But what the visual communication design senior didn’t know when she was hired as a student assistant in the Office of Student Success in fall 2020 was that her creations would be a major component in the branding effort of a new university initiative.
The Rancho Cucamonga resident was tasked with coming up with designs for the logo, T-shirts, stickers, and other merchandising and marketing materials for Project CAMINOS (Cultivating Access and Mentoring through Institutional Networks and Opportunities for Success).
“When I joined Project CAMINOS, it was a pretty new program, so I had the opportunity to really help us brand, and that is something that I have really enjoyed,” Arevalo said.
Project Caminos, funded with a five-year $3 million grant designated for Hispanic Serving Institutions like Cal Poly Pomona, launched three years ago to increase access to the university for area high school and community college students, fund its Early Start Bronco Scholars Program and provide faculty with additional training centered on fostering math grit.
Arevalo designed a table runner and GIFs for display, as well as T-shirts, water bottles, and stickers, many featuring Billy Bronco that will be given to prospective students, parents/guardians and educators from the 15 high schools and three community colleges that Project CAMINOS serves. However, there is one project that she will forever cherish – designing the program’s logo.
The logo design, which features a gold horseshoe framing an illustration of the old stables, is the project Arevalo is the proudest of because it part of the official branding of the program, she said.

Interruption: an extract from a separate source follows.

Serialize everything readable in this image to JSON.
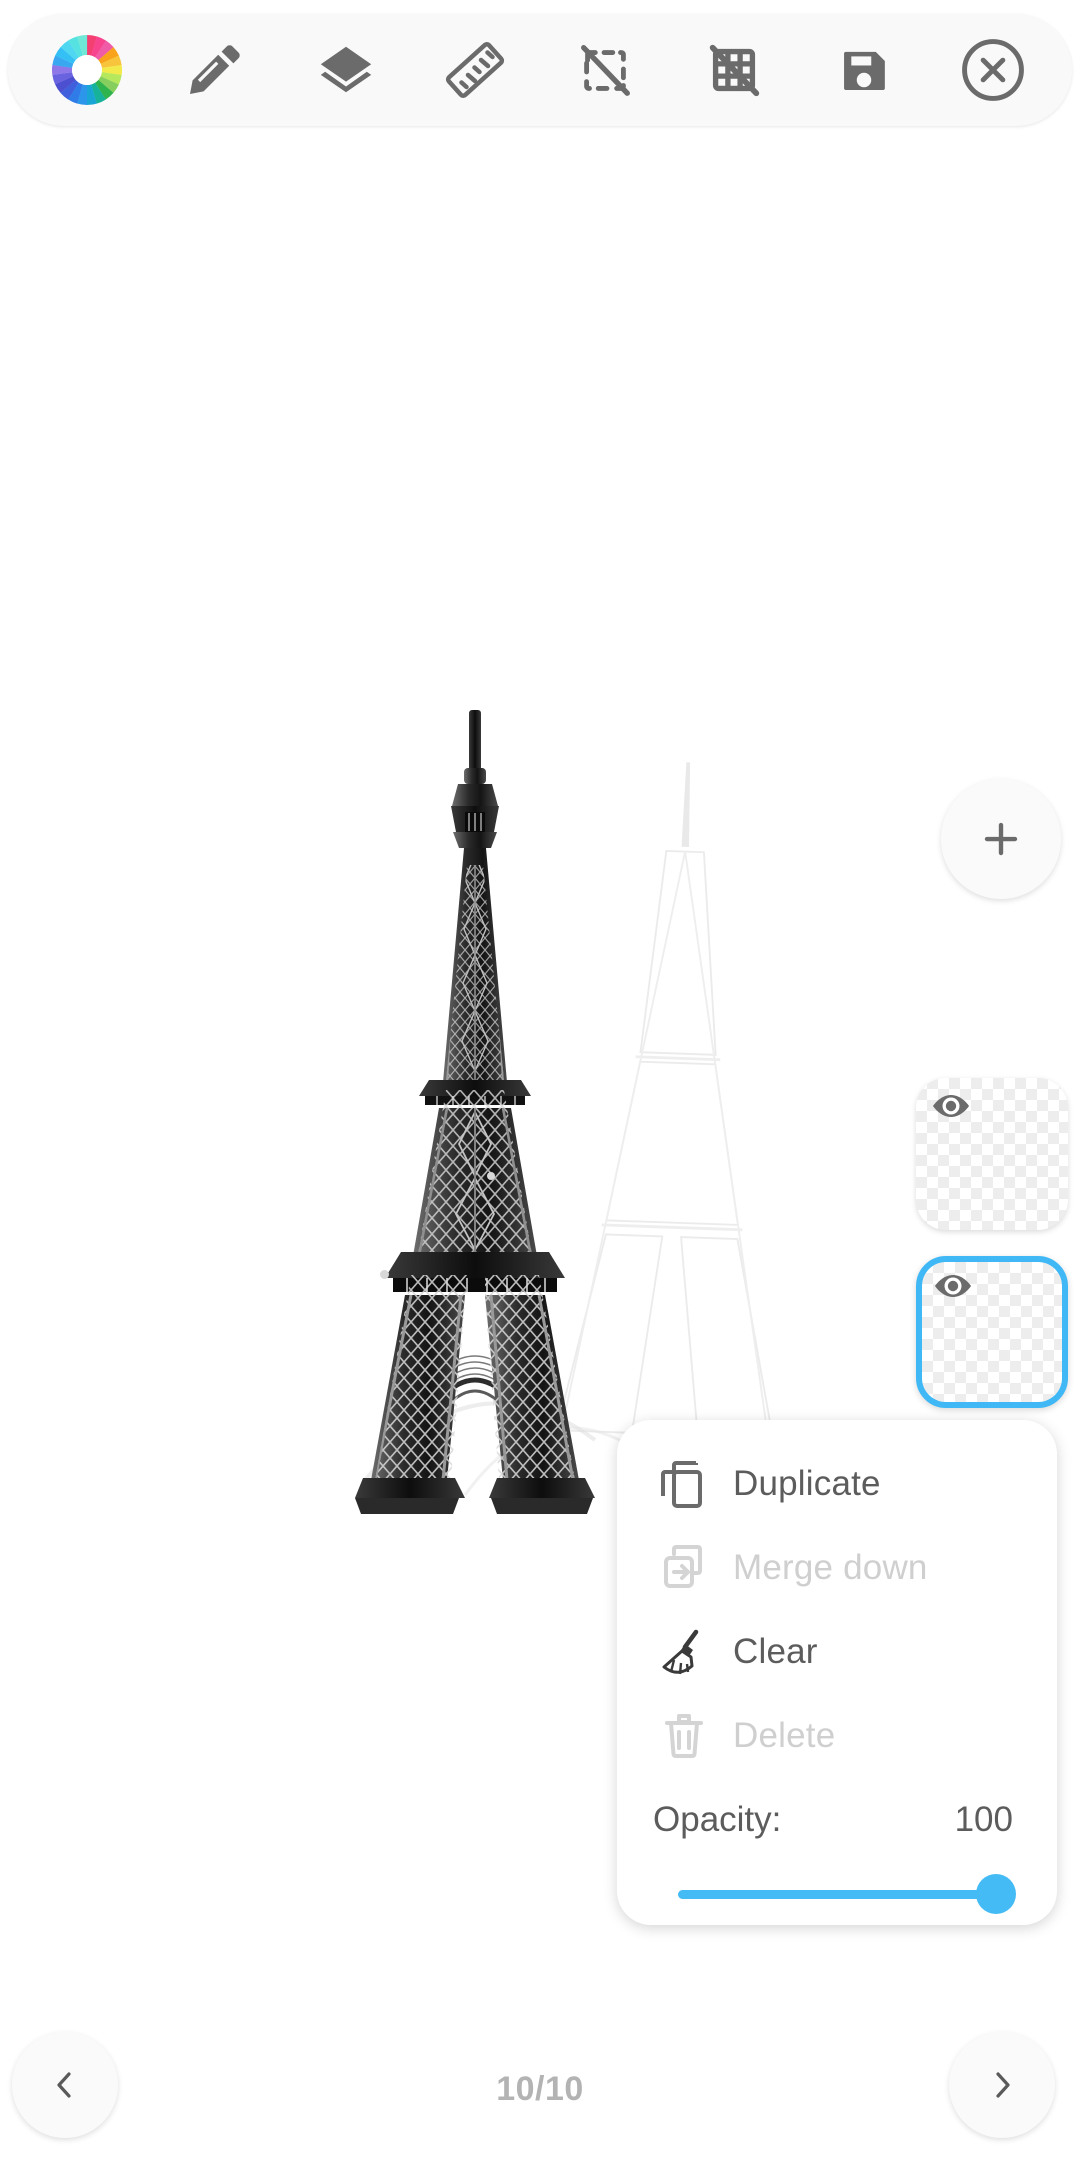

“Working on a logo that is actually utilized, and not for an in-class assignment, is very rewarding,” she said. “It taught me how to interpret and apply feedback from a client, how to think outside the box, and to take into consideration how a logo communicates to a target audience.”
Arevalo always had an interest in art and design growing up. The El Salvador native took her first graphic design class while at Rancho Cucamonga High School and recalled her teacher mentioning Cal Poly Pomona’s program.
She also had an interest in architecture but preferred the creative freedom of visual design, she said.
Arevalo said her experience with the Project CAMINOS branding has taught her the value of collaboration with those who aren’t necessarily designers and how to incorporate feedback into design revisions, recalling that one mailer she worked on went through 20 revisions.
Her work also gives her an opportunity to help recruit students from the community college and high schools where she grew up, including her alma mater, Rancho Cucamonga High.
“It’s very rewarding because I would’ve loved to have had a resource like Project CAMINOS when I was first applying to colleges, and beginning my transition,” Arevalo said. “Specifically, I would’ve loved to have had the opportunity to chat with someone in my major since I had no idea what a day to day looked like as a visual communication design student. I really appreciate our student panels and we also have a Day in the Life of a College Student workshop that I think are really helpful for prospective students who are deciding.
Xiomara Melendez, senior coordinator of access and transition in the Office of Student Success, oversees the early assessment program and one of the components of Project CAMINOS. She initially hired Arevalo to help create social media posts to increase engagement but gave her more responsibilities when the team saw Arevalo’s talent and work ethic.
“She started with little tasks here and there. Early on, we saw that she took initiative and was very creative,” Melendez said. “There was something about her graphics we really liked. So, we shifted her away from social media posts and asked her to come up with some concepts for our logo and banner.”
Melendez recalled Arevalo’s reaction when 10,000 technology stickers she designed arrived in the office. The program hosted its first event on campus in October where the stickers, water bottles, and shirts were shared with fall 2022 applicants from high school and community colleges.
“When those finally arrived, she took photos of them in the box,” Melendez said. “Just watching her expression of holding her work that had been through multiple revisions, seeing her hard work finally in print, even I had to pause and say this is such a cool moment.”